What is an annuity and how can it benefit you? Annuity contracts are purchased from an insurance company. The insurance company will then make regular payments — either immediately or at some date in the future. These payments can be made monthly, quarterly, annually, or as a single lump-sum. Annuity contract holders can opt to receive payments for the rest of their lives or for a set number of years. The money invested in an annuity grows tax-deferred. When the money is withdrawn, the amount contributed to the annuity will not be taxed, but earnings will be taxed as regular income. There is no contribution limit for an annuity.

There are two main types of annuities:

  • Fixed annuities offer a guaranteed payout, usually a set dollar amount or a set percentage of the assets in the annuity.
  • Variable annuities offer the possibility to allocate premiums between various subaccounts. This gives annuity owners the ability to participate in the potentially higher returns these subaccounts have to offer. It also means that the annuity account may fluctuate in value. Indexed annuities are specialized variable annuities. During the accumulation period, the rate of return is based on an index.

Watch this video to learn more about Indexed Annuities and how they can help your retirement plan.

Case Study: Robert’s Fixed Annuity

  • Robert is a 52-year-old business owner. He uses $100,000 to purchase a deferred fixed annuity contract with a 4% guaranteed return.
  • Over the next 15 years, the contract will accumulate tax deferred. By the time Robert is ready to retire, the contract should be worth just over $180,000.
  • At that point the contract will begin making annual payments of $13,250. Only $7,358 of each payment will be taxable; the rest will be considered a return of principal.
  • These payments will last the rest of Robert’s life. Assuming he lives to age 85, he’ll eventually receive over $265,000 in payments.

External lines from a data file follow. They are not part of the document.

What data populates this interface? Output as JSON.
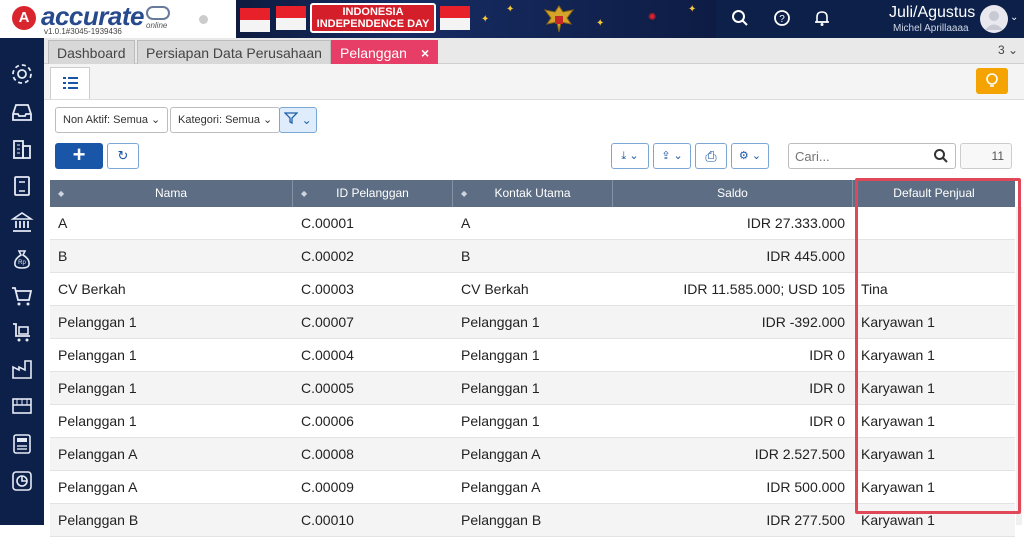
{
  "app": {
    "logo_mark": "A",
    "logo_name": "accurate",
    "logo_sub": "online",
    "version": "v1.0.1#3045-1939436",
    "banner_line1": "INDONESIA",
    "banner_line2": "INDEPENDENCE DAY",
    "user_name": "Juli/Agustus",
    "user_sub": "Michel Aprillaaaa"
  },
  "tabs": [
    {
      "label": "Dashboard"
    },
    {
      "label": "Persiapan Data Perusahaan"
    },
    {
      "label": "Pelanggan",
      "close": "×"
    }
  ],
  "tab_count": "3 ⌄",
  "filters": {
    "non_aktif": "Non Aktif: Semua ⌄",
    "kategori": "Kategori: Semua ⌄",
    "funnel": "⌄"
  },
  "toolbar": {
    "add": "+",
    "refresh": "↻",
    "download": "⤓ ⌄",
    "export": "⇪ ⌄",
    "print": "⎙",
    "settings": "⚙ ⌄",
    "search_placeholder": "Cari...",
    "count": "11"
  },
  "table": {
    "columns": [
      "Nama",
      "ID Pelanggan",
      "Kontak Utama",
      "Saldo",
      "Default Penjual"
    ],
    "rows": [
      [
        "A",
        "C.00001",
        "A",
        "IDR 27.333.000",
        ""
      ],
      [
        "B",
        "C.00002",
        "B",
        "IDR 445.000",
        ""
      ],
      [
        "CV Berkah",
        "C.00003",
        "CV Berkah",
        "IDR 11.585.000; USD 105",
        "Tina"
      ],
      [
        "Pelanggan 1",
        "C.00007",
        "Pelanggan 1",
        "IDR -392.000",
        "Karyawan 1"
      ],
      [
        "Pelanggan 1",
        "C.00004",
        "Pelanggan 1",
        "IDR 0",
        "Karyawan 1"
      ],
      [
        "Pelanggan 1",
        "C.00005",
        "Pelanggan 1",
        "IDR 0",
        "Karyawan 1"
      ],
      [
        "Pelanggan 1",
        "C.00006",
        "Pelanggan 1",
        "IDR 0",
        "Karyawan 1"
      ],
      [
        "Pelanggan A",
        "C.00008",
        "Pelanggan A",
        "IDR 2.527.500",
        "Karyawan 1"
      ],
      [
        "Pelanggan A",
        "C.00009",
        "Pelanggan A",
        "IDR 500.000",
        "Karyawan 1"
      ],
      [
        "Pelanggan B",
        "C.00010",
        "Pelanggan B",
        "IDR 277.500",
        "Karyawan 1"
      ]
    ]
  },
  "colors": {
    "topbar": "#0c2049",
    "active_tab": "#e63e66",
    "primary": "#1a56a8",
    "table_header": "#5d6e84",
    "highlight": "#e04858",
    "bulb": "#f5a300"
  },
  "icons": {
    "sidebar": [
      "gear-icon",
      "inbox-tray-icon",
      "building-icon",
      "book-icon",
      "bank-icon",
      "money-bag-icon",
      "cart-icon",
      "shopping-cart-icon",
      "factory-icon",
      "warehouse-icon",
      "tax-icon",
      "chart-icon"
    ]
  }
}
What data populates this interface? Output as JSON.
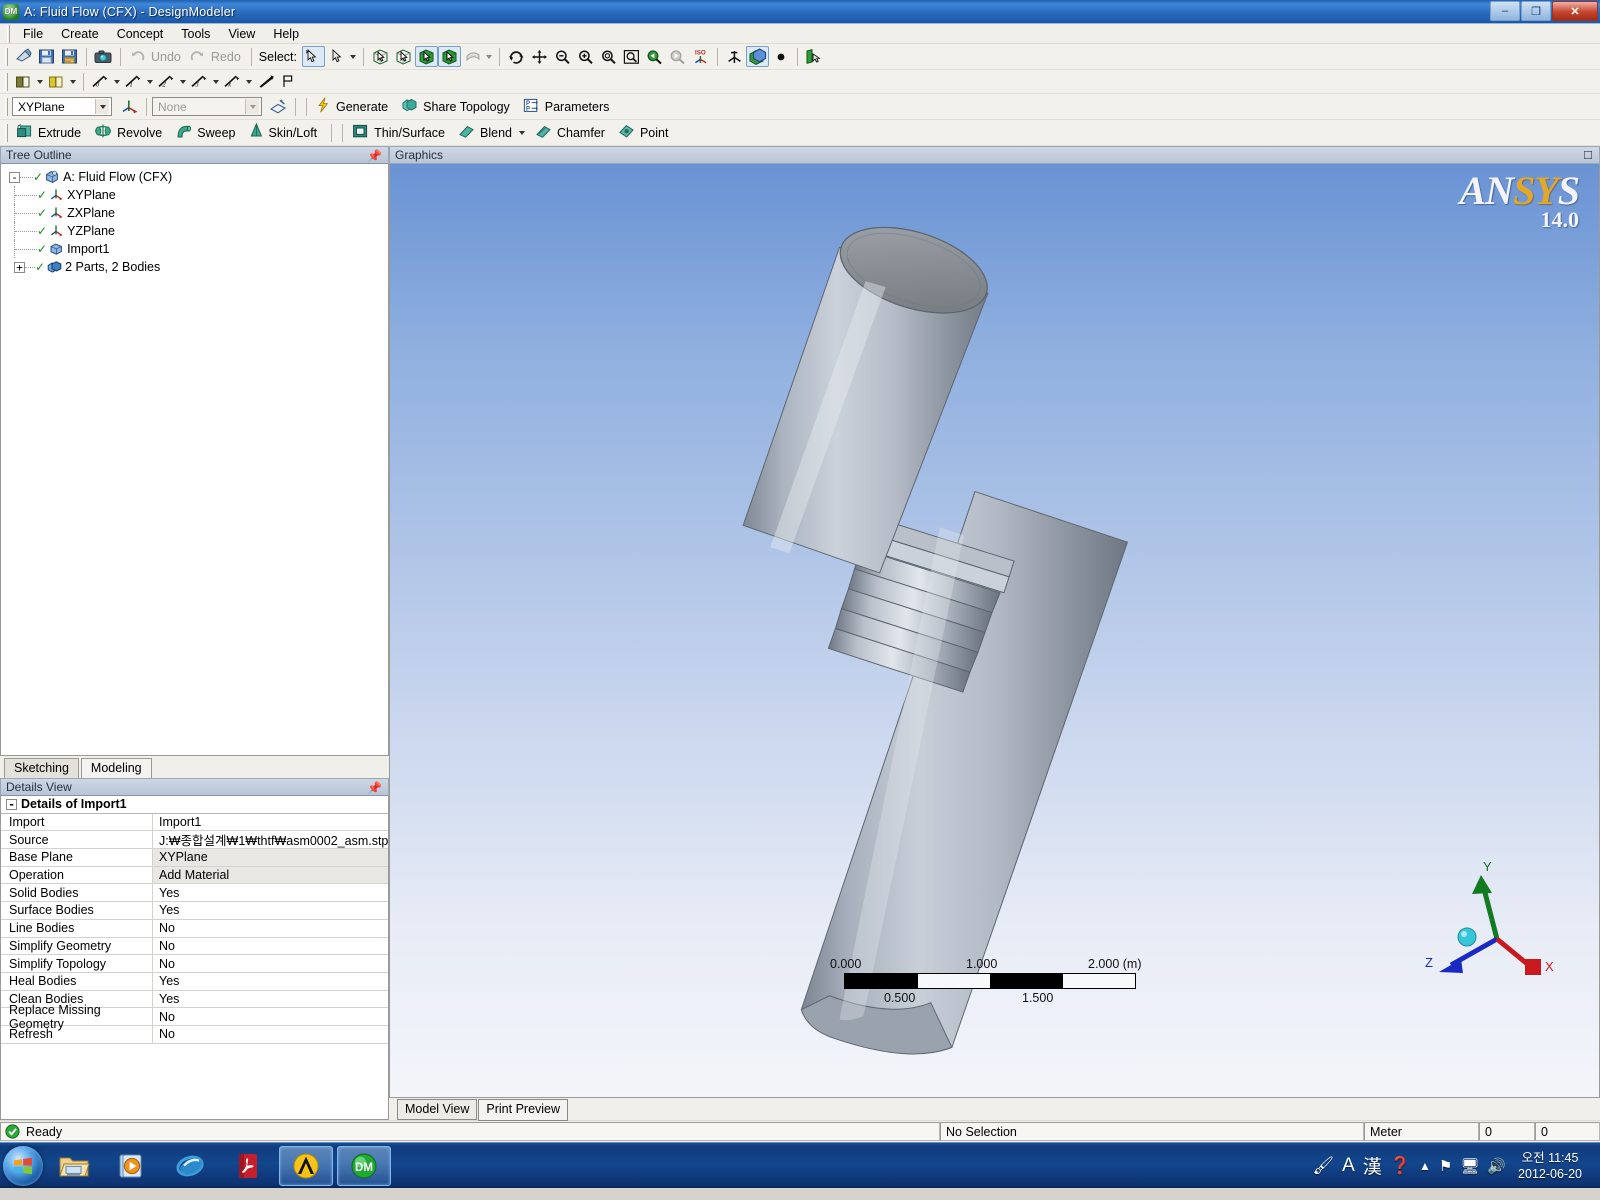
{
  "window": {
    "title": "A: Fluid Flow (CFX) - DesignModeler",
    "icon_name": "designmodeler-icon",
    "icon_text": "DM",
    "buttons": {
      "minimize": "–",
      "maximize": "❐",
      "close": "✕"
    }
  },
  "menubar": {
    "items": [
      "File",
      "Create",
      "Concept",
      "Tools",
      "View",
      "Help"
    ]
  },
  "toolbar_standard": {
    "select_label": "Select:",
    "undo_label": "Undo",
    "redo_label": "Redo",
    "icons": [
      "new-icon",
      "save-icon",
      "save-as-icon",
      "screenshot-icon",
      "undo-icon",
      "redo-icon",
      "select-single-icon",
      "select-mode-icon",
      "select-vertex-icon",
      "select-edge-icon",
      "select-face-icon",
      "select-body-icon",
      "extend-selection-icon",
      "rotate-icon",
      "pan-icon",
      "zoom-icon",
      "box-zoom-icon",
      "zoom-to-fit-icon",
      "magnify-icon",
      "previous-view-icon",
      "next-view-icon",
      "iso-view-icon",
      "look-at-icon",
      "display-model-icon",
      "display-point-icon",
      "section-plane-icon"
    ]
  },
  "toolbar_sketch": {
    "icons": [
      "display-plane-icon",
      "display-model-body-icon",
      "new-plane-0-icon",
      "new-sketch-1-icon",
      "new-sketch-2-icon",
      "new-sketch-3-icon",
      "new-sketch-x-icon",
      "plane-icon",
      "flag-icon"
    ]
  },
  "toolbar_plane": {
    "active_plane": "XYPlane",
    "new_plane_icon": "new-plane-icon",
    "active_sketch": "None",
    "new_sketch_icon": "new-sketch-icon",
    "generate_label": "Generate",
    "share_topology_label": "Share Topology",
    "parameters_label": "Parameters"
  },
  "toolbar_features": {
    "items": [
      {
        "label": "Extrude",
        "icon": "extrude-icon",
        "has_caret": false
      },
      {
        "label": "Revolve",
        "icon": "revolve-icon",
        "has_caret": false
      },
      {
        "label": "Sweep",
        "icon": "sweep-icon",
        "has_caret": false
      },
      {
        "label": "Skin/Loft",
        "icon": "skin-loft-icon",
        "has_caret": false
      },
      {
        "label": "Thin/Surface",
        "icon": "thin-surface-icon",
        "has_caret": false
      },
      {
        "label": "Blend",
        "icon": "blend-icon",
        "has_caret": true
      },
      {
        "label": "Chamfer",
        "icon": "chamfer-icon",
        "has_caret": false
      },
      {
        "label": "Point",
        "icon": "point-icon",
        "has_caret": false
      }
    ]
  },
  "tree_panel": {
    "title": "Tree Outline",
    "pin_icon": "pin-icon",
    "nodes": [
      {
        "label": "A: Fluid Flow (CFX)",
        "level": 0,
        "expander": "-",
        "icon": "project-icon",
        "checked": true
      },
      {
        "label": "XYPlane",
        "level": 1,
        "expander": "",
        "icon": "plane-icon",
        "checked": true
      },
      {
        "label": "ZXPlane",
        "level": 1,
        "expander": "",
        "icon": "plane-icon",
        "checked": true
      },
      {
        "label": "YZPlane",
        "level": 1,
        "expander": "",
        "icon": "plane-icon",
        "checked": true
      },
      {
        "label": "Import1",
        "level": 1,
        "expander": "",
        "icon": "import-icon",
        "checked": true
      },
      {
        "label": "2 Parts, 2 Bodies",
        "level": 1,
        "expander": "+",
        "icon": "bodies-icon",
        "checked": true
      }
    ]
  },
  "lower_tabs": {
    "items": [
      "Sketching",
      "Modeling"
    ],
    "active": "Modeling"
  },
  "details_panel": {
    "title": "Details View",
    "pin_icon": "pin-icon",
    "group_label": "Details of Import1",
    "group_expander": "-",
    "rows": [
      {
        "key": "Import",
        "value": "Import1",
        "shaded": false
      },
      {
        "key": "Source",
        "value": "J:₩종합설계₩1₩thtf₩asm0002_asm.stp",
        "shaded": false
      },
      {
        "key": "Base Plane",
        "value": "XYPlane",
        "shaded": true
      },
      {
        "key": "Operation",
        "value": "Add Material",
        "shaded": true
      },
      {
        "key": "Solid Bodies",
        "value": "Yes",
        "shaded": false
      },
      {
        "key": "Surface Bodies",
        "value": "Yes",
        "shaded": false
      },
      {
        "key": "Line Bodies",
        "value": "No",
        "shaded": false
      },
      {
        "key": "Simplify Geometry",
        "value": "No",
        "shaded": false
      },
      {
        "key": "Simplify Topology",
        "value": "No",
        "shaded": false
      },
      {
        "key": "Heal Bodies",
        "value": "Yes",
        "shaded": false
      },
      {
        "key": "Clean Bodies",
        "value": "Yes",
        "shaded": false
      },
      {
        "key": "Replace Missing Geometry",
        "value": "No",
        "shaded": false
      },
      {
        "key": "Refresh",
        "value": "No",
        "shaded": false
      }
    ]
  },
  "graphics": {
    "title": "Graphics",
    "restore_icon": "restore-icon",
    "logo_an": "AN",
    "logo_sy": "SY",
    "logo_s": "S",
    "version": "14.0",
    "scalebar": {
      "labels_top": [
        "0.000",
        "1.000",
        "2.000 (m)"
      ],
      "labels_bottom": [
        "0.500",
        "1.500"
      ],
      "segments": [
        "dark",
        "light",
        "dark",
        "light"
      ]
    },
    "triad": {
      "y_label": "Y",
      "x_label": "X",
      "z_label": "Z",
      "x_color": "#c8191e",
      "y_color": "#127a21",
      "z_color": "#1a28c4",
      "origin_color": "#37c6d8"
    },
    "model": {
      "name": "imported-shaft-body",
      "body_color": "#aab4c2",
      "top_face_color": "#8e9298"
    }
  },
  "view_tabs": {
    "items": [
      "Model View",
      "Print Preview"
    ],
    "active": "Print Preview"
  },
  "statusbar": {
    "status_icon": "ready-icon",
    "status": "Ready",
    "selection": "No Selection",
    "unit": "Meter",
    "value1": "0",
    "value2": "0"
  },
  "taskbar": {
    "start_icon": "windows-start-icon",
    "apps": [
      {
        "name": "explorer-taskbar-icon",
        "active": false
      },
      {
        "name": "media-player-taskbar-icon",
        "active": false
      },
      {
        "name": "internet-explorer-icon",
        "active": false
      },
      {
        "name": "acrobat-reader-icon",
        "active": false
      },
      {
        "name": "ansys-workbench-icon",
        "active": true
      },
      {
        "name": "designmodeler-taskbar-icon",
        "active": true
      }
    ],
    "tray": {
      "ime_lang": "A",
      "ime_mode": "漢",
      "help_icon": "help-icon",
      "show_hidden_icon": "show-hidden-icon",
      "network-icon": "network-icon",
      "monitor_icon": "monitor-icon",
      "volume_icon": "volume-icon"
    },
    "clock": {
      "time": "오전 11:45",
      "date": "2012-06-20"
    }
  }
}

Robert’s annuity may have contract limitations, fees, and charges, including account and administrative fees, underlying investment management fees, mortality and expense fees, and charges for optional benefits. His annuity also may have surrender fees that would be highest if Robert took out the money in the initial years of the annuity contact. Robert’s withdrawals and income payments are taxed as ordinary income. If he makes a withdrawal prior to age 59½, a 10% federal income tax penalty may apply (unless an exception applies).

If you’d like to chat with an affiliated advisor about annuities and incorporating them into your retirement plan, let us know by requesting a 1-on-1 discussion. We’re happy to help.